The idea is simple: Each year, the Alumni Association awards a number of scholarships with funds raised through alumni events, sales of alumni license plates, and other revenue streams. Mark's goal is to pair each of those scholarship recipients with an Alumni mentor working in the student's field of interest. Ideally, that mentor would not only be a sounding board and source of encouragement throughout the academic year, but also an internship sponsor in the summer. The idea was sparked by Mark's looking back on the mentoring and support he received as a student — part of what made his UA experience exceptional. "A lot of people helped me," he notes, "and it made me want to give back. My hope is that these students who are mentored will someday look back and want to do the same for someone else, serve as a mentor, give an internship, and further that Cycle of Success."

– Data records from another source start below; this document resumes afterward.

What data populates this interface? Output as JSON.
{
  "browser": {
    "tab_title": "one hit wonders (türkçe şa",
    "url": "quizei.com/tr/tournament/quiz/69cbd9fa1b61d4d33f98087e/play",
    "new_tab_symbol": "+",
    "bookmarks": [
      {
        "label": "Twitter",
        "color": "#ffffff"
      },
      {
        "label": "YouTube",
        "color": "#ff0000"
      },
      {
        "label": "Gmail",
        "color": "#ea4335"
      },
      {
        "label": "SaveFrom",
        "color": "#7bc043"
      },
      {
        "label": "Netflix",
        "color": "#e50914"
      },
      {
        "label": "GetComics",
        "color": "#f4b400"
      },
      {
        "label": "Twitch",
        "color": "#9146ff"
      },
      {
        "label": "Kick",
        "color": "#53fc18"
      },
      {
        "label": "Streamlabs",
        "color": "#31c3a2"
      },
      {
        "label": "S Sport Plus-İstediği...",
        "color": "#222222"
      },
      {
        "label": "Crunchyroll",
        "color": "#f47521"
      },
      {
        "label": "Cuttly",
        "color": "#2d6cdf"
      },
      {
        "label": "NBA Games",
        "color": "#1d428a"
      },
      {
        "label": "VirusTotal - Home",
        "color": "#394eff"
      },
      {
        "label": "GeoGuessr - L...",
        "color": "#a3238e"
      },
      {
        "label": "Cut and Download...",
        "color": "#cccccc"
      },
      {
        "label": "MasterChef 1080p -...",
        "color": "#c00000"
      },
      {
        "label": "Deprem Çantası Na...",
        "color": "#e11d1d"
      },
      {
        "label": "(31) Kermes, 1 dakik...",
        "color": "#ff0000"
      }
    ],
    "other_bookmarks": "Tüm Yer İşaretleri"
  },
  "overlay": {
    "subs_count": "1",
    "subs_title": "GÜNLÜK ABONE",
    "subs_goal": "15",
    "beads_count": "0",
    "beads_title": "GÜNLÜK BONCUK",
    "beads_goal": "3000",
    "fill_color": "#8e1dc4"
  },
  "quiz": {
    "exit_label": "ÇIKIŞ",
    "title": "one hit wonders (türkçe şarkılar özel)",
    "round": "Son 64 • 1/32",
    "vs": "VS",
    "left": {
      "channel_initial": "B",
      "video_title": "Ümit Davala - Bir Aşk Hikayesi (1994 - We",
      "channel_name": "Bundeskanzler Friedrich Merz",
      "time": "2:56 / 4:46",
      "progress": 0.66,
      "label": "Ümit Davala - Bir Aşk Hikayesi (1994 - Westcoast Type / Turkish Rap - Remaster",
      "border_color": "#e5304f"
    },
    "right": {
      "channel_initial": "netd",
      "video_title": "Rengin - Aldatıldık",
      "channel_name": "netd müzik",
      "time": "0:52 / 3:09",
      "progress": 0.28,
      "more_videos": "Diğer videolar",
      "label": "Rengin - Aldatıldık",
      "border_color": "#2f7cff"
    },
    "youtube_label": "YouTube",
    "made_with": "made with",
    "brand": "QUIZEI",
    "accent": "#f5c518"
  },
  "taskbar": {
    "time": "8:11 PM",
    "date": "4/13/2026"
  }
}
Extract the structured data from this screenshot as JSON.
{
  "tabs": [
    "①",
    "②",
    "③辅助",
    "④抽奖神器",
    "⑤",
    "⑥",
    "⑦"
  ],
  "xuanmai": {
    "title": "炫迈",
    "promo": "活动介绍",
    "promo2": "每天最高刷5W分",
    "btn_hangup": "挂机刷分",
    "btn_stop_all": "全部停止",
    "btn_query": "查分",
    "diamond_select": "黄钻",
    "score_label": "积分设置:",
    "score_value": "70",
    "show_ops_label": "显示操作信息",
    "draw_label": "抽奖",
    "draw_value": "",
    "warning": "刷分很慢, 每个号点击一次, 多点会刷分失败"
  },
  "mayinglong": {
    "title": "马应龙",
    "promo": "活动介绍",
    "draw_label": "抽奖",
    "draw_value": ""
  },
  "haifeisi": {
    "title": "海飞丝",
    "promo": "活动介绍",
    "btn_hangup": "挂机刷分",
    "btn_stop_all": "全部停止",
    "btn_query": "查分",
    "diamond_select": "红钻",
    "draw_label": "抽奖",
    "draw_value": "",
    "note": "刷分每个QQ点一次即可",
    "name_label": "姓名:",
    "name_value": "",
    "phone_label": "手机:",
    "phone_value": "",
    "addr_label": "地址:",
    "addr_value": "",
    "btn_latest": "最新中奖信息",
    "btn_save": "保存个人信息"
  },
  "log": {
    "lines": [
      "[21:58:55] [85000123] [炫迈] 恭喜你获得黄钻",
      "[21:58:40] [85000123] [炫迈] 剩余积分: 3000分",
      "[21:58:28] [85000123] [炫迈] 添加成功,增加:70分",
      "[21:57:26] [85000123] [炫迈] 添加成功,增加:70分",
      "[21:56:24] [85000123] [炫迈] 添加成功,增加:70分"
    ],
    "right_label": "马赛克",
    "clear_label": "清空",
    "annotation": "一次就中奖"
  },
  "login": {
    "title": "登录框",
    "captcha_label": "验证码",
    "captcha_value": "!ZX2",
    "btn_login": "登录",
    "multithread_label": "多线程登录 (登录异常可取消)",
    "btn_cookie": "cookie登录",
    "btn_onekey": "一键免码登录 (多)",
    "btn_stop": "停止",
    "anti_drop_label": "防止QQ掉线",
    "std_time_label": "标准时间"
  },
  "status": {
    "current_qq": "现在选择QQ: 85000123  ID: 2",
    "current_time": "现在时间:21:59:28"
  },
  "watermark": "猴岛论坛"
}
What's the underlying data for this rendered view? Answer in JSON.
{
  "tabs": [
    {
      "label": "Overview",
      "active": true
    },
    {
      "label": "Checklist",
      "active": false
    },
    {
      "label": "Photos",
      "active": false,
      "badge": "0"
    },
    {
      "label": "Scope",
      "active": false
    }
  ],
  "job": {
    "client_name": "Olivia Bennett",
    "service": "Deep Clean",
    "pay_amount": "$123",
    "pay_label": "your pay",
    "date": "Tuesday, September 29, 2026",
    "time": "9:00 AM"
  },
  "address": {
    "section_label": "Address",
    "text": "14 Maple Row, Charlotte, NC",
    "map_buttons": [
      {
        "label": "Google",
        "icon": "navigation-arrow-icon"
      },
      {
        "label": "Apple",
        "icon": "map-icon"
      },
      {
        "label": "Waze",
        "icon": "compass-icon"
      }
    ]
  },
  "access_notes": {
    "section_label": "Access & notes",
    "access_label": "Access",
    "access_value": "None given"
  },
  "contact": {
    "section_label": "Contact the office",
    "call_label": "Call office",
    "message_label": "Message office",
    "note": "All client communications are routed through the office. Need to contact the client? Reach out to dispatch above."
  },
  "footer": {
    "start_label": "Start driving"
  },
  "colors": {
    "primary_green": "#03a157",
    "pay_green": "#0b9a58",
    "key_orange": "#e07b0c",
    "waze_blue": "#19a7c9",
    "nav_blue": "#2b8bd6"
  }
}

The program will pilot this year, and it's actually only one item on a long list of goals Mark has set for himself — everything from increasing Wildcat awareness throughout the region to finding new ways for alumni to be involved in campus activities. "It's all giving back," Mark says, "and that's what I love. That's where I want to use my energy and my passion." In his current role, Mark is well positioned to do just that, a situation he sums up in three simple words: "I'm loving it."
To be a part of Cycle of Success or for information on getting involved with the Alumni Association in Phoenix and Northern Arizona, contact Mark at email@example.com.